• Exercise aim
From the entries below, copy every line that holds the word "this".

• Records provided
==*==

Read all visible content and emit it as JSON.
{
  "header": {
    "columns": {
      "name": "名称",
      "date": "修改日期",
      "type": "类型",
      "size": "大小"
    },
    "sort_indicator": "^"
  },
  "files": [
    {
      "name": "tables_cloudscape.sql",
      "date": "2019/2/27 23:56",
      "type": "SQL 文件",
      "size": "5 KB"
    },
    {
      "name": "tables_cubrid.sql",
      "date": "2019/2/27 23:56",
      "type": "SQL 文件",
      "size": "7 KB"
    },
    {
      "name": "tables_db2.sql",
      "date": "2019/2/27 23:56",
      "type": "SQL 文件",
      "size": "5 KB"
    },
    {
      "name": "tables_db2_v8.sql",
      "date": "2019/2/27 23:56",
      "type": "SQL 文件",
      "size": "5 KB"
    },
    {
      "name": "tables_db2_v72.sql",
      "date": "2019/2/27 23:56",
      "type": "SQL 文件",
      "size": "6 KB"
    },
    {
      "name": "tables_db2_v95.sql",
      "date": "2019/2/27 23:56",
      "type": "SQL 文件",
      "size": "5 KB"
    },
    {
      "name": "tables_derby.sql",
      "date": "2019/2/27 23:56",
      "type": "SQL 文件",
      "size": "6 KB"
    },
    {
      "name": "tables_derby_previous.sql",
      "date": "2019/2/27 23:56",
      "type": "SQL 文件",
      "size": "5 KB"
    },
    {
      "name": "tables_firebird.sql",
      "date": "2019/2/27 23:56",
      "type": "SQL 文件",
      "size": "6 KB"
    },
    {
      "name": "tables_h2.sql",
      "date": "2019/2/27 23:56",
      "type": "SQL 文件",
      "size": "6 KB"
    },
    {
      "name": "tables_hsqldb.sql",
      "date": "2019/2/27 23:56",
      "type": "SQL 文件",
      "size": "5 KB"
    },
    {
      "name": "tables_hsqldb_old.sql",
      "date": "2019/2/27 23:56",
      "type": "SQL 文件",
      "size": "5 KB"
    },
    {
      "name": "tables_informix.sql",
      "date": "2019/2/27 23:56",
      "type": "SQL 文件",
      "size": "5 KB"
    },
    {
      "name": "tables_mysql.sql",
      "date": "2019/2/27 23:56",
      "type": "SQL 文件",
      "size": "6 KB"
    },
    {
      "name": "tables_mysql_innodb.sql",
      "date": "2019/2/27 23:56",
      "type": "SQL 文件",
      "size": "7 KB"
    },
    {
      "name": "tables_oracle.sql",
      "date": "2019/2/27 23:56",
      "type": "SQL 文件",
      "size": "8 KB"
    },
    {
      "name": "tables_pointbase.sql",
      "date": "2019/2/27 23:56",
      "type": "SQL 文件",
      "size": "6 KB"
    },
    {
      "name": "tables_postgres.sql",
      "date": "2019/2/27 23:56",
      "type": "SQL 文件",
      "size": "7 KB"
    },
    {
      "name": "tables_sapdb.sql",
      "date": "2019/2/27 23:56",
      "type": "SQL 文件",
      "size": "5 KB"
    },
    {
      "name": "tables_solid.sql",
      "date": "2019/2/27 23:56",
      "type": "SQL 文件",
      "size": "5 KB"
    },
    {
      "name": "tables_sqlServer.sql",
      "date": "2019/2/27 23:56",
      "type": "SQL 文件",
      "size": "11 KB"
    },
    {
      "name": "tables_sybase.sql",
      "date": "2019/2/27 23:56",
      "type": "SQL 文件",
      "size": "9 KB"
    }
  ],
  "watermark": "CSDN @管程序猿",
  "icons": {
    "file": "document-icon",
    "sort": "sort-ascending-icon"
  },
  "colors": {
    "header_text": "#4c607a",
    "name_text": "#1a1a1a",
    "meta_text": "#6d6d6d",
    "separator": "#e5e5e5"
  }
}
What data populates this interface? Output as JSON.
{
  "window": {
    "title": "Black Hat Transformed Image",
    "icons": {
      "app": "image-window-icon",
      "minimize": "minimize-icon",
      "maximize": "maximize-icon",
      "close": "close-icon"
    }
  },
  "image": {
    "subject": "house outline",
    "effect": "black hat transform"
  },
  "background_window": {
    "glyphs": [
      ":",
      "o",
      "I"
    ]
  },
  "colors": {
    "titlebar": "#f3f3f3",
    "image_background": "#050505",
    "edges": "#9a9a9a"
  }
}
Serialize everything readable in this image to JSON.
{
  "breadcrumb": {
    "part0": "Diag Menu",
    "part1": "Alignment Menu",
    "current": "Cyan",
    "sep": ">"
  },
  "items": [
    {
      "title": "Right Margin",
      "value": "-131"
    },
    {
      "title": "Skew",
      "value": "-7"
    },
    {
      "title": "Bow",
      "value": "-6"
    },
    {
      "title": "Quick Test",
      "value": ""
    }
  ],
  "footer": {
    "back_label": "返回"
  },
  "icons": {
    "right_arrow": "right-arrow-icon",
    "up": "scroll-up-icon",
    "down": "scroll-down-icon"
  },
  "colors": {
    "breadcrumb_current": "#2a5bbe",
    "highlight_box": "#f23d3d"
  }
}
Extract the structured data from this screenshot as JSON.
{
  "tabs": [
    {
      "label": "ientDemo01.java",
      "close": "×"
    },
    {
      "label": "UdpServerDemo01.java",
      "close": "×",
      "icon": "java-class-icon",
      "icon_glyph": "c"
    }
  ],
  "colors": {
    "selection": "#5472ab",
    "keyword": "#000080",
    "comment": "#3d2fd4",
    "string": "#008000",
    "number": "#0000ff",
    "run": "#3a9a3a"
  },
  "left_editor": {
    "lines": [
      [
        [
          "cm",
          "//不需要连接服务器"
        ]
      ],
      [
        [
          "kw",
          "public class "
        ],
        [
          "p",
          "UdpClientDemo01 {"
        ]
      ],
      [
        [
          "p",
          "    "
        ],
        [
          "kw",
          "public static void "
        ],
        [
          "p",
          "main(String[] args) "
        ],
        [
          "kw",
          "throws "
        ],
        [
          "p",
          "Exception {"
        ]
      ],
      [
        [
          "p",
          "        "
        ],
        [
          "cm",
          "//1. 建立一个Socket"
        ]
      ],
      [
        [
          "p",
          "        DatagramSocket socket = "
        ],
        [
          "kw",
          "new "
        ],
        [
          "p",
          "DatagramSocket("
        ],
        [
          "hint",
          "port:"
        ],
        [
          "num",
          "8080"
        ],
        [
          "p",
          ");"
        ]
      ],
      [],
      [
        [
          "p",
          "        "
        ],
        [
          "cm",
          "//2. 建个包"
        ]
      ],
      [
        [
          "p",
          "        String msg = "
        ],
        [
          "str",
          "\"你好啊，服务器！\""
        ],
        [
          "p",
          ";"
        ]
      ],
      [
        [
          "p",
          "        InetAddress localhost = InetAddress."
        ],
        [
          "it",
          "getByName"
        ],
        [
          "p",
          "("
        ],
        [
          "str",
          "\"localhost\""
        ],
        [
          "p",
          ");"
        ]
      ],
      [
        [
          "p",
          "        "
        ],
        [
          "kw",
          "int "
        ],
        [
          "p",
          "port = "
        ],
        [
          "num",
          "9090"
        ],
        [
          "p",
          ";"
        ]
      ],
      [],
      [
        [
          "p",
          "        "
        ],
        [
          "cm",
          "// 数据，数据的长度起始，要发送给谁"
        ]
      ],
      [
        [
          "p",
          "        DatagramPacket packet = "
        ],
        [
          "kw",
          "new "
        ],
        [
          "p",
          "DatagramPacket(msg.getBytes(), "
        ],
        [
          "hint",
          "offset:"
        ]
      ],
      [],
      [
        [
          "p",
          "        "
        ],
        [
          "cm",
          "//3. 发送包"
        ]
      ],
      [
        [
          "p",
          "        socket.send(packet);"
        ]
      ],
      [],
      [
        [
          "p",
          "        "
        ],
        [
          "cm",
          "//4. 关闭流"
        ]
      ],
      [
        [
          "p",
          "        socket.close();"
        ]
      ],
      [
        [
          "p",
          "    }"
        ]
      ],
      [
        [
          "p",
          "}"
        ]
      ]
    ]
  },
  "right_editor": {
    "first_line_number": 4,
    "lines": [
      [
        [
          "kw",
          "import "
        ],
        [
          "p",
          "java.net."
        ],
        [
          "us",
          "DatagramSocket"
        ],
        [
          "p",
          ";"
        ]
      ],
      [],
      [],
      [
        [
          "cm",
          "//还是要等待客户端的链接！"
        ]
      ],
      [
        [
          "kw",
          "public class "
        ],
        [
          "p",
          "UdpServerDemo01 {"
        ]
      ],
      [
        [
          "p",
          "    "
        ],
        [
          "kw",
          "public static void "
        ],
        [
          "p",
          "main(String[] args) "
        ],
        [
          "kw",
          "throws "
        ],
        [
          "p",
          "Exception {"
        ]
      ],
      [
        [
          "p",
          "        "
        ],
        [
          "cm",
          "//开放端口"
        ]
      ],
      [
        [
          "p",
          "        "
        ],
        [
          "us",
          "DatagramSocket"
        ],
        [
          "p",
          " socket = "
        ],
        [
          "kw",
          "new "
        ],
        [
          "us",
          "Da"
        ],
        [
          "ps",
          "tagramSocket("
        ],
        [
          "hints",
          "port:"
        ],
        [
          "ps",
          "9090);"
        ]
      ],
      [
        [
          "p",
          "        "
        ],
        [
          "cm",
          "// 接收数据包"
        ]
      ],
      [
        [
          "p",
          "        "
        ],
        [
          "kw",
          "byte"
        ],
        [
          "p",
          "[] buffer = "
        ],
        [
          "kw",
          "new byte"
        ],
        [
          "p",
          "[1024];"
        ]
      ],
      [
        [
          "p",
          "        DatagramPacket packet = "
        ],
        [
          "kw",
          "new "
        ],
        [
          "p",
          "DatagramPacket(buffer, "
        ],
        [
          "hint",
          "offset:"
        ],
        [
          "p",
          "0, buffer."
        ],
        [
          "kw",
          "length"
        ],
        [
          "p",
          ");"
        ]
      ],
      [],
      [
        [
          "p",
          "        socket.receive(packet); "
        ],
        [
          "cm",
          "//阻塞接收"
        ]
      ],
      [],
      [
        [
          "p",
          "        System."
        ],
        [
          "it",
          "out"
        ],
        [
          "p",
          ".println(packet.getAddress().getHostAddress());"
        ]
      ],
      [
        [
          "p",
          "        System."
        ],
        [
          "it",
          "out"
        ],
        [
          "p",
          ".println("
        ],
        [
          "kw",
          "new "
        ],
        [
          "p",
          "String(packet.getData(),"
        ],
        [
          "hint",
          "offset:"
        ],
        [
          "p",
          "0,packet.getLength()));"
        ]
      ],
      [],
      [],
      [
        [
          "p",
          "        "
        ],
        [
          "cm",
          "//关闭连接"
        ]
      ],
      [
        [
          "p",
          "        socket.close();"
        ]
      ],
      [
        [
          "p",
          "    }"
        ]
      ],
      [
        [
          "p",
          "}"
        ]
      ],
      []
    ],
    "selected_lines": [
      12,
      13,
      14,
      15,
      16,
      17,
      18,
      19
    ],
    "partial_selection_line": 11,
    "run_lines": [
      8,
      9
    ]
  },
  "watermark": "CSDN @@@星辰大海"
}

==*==

• Exercise output
What data populates this interface? Output as JSON.
Serialize everything readable in this image to JSON.
Extract the structured data from this screenshot as JSON.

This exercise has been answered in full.